An Evening In Autumn

 

Searching and seeking,

Quiet and bleak,

Desolate, bereft and forlorn.

The Autumn warmth has suddenly turned chilly,

It is most difficult to keep well.

A few cups of light wine,

Are no match for the strong morning wind!

Wild geese fly past,

While I’m grief-striken,

But they are friends from bygone days.

Fallen chrysanthemums pile up all over the ground,

Withered and scattered,

What else is there to pluck?

Leaning at the window alone,

How do I pass the time till dusk?

Raindrops fall on a parasol tree,

That becomes wet by evening.

A time such as this,

Is filled with sorrow immense and immeasurable.

Flowers They’re Not

 

Many have translated this Bai Ju Yi (772-846) poem as “A Bloom Is Not A Bloom”, but I translate it as

 

Flowers They’re Not

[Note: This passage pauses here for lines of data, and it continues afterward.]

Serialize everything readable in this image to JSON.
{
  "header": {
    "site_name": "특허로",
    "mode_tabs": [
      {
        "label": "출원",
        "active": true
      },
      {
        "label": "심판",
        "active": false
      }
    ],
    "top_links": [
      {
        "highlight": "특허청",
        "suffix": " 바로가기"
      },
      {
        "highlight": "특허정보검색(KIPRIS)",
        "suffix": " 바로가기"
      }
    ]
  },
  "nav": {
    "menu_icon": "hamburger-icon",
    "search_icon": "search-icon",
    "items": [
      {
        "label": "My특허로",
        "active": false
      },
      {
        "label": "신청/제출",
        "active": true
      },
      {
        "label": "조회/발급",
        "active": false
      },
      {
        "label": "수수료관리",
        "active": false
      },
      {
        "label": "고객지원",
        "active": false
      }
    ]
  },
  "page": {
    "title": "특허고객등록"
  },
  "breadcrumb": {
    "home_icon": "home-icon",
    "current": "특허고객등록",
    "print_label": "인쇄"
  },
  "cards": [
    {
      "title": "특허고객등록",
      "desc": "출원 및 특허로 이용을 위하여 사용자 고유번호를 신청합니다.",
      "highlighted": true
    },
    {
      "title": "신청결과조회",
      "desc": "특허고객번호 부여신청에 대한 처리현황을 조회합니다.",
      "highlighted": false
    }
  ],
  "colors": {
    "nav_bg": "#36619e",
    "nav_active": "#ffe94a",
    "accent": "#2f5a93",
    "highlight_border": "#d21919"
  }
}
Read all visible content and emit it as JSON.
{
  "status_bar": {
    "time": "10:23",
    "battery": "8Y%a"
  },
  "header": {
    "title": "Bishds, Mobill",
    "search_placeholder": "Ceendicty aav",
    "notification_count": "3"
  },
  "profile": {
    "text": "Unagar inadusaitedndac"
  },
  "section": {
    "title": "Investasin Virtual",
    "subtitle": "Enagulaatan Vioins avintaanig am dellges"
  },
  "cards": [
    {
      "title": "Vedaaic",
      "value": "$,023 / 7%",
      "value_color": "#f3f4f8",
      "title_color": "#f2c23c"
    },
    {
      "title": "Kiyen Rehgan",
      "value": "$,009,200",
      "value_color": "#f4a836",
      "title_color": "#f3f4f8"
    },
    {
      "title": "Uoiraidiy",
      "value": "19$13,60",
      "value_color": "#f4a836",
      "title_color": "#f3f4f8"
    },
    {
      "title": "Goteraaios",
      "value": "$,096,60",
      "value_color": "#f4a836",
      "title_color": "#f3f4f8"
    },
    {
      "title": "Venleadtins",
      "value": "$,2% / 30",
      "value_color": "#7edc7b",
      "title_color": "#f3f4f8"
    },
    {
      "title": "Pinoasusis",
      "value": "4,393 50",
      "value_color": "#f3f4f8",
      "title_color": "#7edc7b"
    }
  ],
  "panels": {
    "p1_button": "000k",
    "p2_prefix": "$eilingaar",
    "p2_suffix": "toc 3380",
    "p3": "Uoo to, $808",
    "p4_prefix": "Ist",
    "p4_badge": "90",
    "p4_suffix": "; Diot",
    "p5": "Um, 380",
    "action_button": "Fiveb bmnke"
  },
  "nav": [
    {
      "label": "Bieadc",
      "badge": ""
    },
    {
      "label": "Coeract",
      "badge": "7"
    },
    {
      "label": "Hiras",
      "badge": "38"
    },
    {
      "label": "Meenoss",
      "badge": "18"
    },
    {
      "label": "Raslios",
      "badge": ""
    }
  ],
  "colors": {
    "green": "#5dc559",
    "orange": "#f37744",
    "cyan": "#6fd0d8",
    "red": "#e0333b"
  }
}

They look like flowers, but they’re not.

They look like mists, but they’re not.

They appear in the middle of the night,

And are gone by the break of light.

The spring dreams come,

like transient joy;

And leave like morning clouds,

no-where to be found.

Early Blossoms

This is a Tang poem by Zhang Wei (aound 778) which I translate as

 

Early Blossoms

 

Like strips of pristine white jade,

A tree of plum blossom stands;

At the end of a streamlet,

Near the bridge quite far away.

Would those nearer the streamlet

Flower and blossom first; or

Could they be frosty snowflakes

Still lingering on the twigs?

Listening to Music

Liu Chang Qin (709-785) is another Tang poet who is not very well-known.

 

But one of his poems stuck a chord with me:

 

Listening to Music

 

From the seven* strings come a sad melody,

As desolate as cold pine trees.

Though I love the old melodies,

People are not willing to play them these days.

 

* An ancient Chinese instrument, the Gu Qin, has seven strings.